→ **What the exercise asks**
From the records below, find each line with the string "Romaine" and copy it.

→ **Records provided**
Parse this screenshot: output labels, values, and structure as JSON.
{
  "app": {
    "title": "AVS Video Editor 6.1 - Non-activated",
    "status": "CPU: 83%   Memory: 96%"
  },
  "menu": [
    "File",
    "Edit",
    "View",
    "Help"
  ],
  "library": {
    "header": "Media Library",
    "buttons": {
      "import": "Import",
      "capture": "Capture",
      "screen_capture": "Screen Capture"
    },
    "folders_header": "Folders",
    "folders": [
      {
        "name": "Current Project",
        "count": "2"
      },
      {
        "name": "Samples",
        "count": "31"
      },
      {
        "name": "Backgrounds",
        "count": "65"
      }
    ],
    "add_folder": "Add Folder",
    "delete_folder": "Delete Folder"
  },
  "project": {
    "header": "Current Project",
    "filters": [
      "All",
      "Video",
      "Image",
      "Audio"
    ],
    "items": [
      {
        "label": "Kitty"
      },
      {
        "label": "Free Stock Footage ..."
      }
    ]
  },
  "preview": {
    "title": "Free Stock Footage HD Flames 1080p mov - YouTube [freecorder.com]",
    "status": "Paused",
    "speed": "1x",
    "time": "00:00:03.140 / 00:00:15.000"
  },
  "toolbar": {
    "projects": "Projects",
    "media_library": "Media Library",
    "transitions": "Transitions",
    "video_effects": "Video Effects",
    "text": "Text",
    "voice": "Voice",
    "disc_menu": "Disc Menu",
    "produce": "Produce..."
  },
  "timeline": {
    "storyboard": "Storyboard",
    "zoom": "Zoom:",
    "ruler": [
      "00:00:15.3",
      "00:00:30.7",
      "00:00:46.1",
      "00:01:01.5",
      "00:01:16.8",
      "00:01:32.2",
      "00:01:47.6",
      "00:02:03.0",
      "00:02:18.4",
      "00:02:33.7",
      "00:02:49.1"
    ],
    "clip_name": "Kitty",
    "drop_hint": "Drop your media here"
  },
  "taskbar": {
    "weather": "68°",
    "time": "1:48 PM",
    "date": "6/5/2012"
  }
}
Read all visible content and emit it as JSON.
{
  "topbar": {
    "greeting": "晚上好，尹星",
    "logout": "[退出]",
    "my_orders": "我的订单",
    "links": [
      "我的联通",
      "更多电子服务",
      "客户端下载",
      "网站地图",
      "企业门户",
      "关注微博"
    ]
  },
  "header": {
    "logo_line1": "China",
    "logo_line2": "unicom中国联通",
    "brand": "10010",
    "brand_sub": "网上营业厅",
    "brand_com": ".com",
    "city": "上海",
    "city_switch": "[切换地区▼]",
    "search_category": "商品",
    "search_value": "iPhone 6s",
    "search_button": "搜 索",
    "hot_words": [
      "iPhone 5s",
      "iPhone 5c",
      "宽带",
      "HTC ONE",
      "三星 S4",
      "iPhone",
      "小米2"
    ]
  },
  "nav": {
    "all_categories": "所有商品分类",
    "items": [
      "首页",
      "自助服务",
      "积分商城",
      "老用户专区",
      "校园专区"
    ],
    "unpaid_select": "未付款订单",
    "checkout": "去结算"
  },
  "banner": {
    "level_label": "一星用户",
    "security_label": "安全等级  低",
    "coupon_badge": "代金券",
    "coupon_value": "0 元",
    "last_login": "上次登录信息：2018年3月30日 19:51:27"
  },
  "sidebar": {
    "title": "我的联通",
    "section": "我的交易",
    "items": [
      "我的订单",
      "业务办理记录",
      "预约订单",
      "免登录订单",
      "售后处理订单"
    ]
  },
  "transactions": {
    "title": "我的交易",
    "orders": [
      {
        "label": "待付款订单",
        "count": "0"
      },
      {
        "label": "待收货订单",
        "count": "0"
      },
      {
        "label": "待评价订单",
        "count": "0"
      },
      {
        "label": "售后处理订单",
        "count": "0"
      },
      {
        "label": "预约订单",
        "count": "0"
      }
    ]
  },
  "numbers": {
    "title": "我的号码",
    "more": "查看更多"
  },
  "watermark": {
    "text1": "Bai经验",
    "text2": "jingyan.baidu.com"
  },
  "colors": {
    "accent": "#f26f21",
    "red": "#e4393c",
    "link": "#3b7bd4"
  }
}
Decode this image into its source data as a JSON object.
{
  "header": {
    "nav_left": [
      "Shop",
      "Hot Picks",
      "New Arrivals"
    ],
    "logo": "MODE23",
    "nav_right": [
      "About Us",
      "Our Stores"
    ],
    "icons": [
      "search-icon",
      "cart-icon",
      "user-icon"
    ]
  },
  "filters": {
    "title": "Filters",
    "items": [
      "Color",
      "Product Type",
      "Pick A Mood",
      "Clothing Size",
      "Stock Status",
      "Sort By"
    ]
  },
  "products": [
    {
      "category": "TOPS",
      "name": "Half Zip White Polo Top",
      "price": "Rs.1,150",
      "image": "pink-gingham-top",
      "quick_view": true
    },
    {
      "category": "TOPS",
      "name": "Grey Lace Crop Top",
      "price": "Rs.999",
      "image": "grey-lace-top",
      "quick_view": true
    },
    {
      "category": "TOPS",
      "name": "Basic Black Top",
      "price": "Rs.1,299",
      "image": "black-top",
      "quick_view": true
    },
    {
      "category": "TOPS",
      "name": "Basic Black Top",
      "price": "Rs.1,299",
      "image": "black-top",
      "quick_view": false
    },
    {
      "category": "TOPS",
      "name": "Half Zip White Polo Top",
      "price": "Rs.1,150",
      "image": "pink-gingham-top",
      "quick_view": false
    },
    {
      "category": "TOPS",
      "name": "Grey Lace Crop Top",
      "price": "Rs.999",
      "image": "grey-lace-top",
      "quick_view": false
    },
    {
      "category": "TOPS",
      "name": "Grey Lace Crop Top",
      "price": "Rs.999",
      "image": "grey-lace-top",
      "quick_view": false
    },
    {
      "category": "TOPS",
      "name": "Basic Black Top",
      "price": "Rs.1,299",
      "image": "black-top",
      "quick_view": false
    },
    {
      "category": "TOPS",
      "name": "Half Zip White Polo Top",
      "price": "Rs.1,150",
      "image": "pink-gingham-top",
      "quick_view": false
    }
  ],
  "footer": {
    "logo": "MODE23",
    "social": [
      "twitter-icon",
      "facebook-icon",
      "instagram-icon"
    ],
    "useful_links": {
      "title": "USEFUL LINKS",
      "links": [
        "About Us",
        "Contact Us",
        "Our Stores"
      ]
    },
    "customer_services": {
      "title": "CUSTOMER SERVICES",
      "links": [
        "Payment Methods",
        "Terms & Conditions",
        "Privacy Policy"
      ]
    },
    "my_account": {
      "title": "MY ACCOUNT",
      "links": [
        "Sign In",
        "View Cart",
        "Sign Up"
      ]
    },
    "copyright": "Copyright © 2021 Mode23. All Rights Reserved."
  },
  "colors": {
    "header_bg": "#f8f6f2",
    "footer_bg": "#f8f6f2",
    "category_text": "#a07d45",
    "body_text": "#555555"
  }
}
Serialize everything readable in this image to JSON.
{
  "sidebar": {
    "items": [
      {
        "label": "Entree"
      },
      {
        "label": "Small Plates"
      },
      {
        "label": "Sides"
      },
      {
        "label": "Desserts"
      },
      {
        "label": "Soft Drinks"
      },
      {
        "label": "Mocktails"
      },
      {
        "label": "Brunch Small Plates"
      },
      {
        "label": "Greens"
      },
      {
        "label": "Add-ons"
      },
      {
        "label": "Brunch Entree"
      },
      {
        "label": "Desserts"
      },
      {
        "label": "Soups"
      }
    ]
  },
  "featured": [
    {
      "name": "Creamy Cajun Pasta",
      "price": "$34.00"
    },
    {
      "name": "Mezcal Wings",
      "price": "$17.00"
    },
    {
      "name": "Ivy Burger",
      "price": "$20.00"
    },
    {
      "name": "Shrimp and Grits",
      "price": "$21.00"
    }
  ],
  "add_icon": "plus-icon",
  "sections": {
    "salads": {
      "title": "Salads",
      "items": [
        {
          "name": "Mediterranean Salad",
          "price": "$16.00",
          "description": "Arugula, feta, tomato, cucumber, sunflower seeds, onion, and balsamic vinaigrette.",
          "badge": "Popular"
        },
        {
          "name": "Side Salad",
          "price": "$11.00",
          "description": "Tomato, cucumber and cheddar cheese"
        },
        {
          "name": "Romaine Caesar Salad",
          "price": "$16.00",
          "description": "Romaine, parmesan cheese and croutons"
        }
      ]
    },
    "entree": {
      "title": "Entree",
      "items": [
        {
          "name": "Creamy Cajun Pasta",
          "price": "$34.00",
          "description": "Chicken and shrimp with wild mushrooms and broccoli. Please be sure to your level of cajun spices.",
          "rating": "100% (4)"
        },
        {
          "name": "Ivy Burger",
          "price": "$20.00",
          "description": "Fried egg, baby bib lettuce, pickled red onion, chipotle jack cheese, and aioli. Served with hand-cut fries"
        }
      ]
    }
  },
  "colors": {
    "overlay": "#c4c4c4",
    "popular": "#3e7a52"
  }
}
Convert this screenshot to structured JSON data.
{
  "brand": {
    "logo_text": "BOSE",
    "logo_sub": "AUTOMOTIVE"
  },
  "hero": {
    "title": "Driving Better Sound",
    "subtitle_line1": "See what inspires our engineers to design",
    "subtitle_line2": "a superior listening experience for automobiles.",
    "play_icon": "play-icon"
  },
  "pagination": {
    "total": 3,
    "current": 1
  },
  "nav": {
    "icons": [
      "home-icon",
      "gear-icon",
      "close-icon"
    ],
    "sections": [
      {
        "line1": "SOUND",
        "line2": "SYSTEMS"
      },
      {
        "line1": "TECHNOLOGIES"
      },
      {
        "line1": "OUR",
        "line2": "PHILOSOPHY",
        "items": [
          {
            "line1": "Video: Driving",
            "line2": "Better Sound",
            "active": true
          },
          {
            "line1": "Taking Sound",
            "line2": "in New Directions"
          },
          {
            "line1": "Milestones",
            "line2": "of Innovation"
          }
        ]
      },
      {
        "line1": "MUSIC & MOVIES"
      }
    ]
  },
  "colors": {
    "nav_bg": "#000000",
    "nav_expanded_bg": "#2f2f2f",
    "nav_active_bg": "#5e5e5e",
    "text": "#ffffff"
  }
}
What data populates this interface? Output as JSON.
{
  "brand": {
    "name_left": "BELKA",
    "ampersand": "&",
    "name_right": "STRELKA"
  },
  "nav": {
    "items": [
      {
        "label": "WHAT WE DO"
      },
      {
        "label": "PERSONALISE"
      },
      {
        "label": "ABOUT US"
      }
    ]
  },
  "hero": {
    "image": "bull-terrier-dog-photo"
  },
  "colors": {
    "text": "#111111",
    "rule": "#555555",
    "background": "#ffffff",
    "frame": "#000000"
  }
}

→ **Output below**
          "name": "Romaine Caesar Salad",
          "description": "Romaine, parmesan cheese and croutons"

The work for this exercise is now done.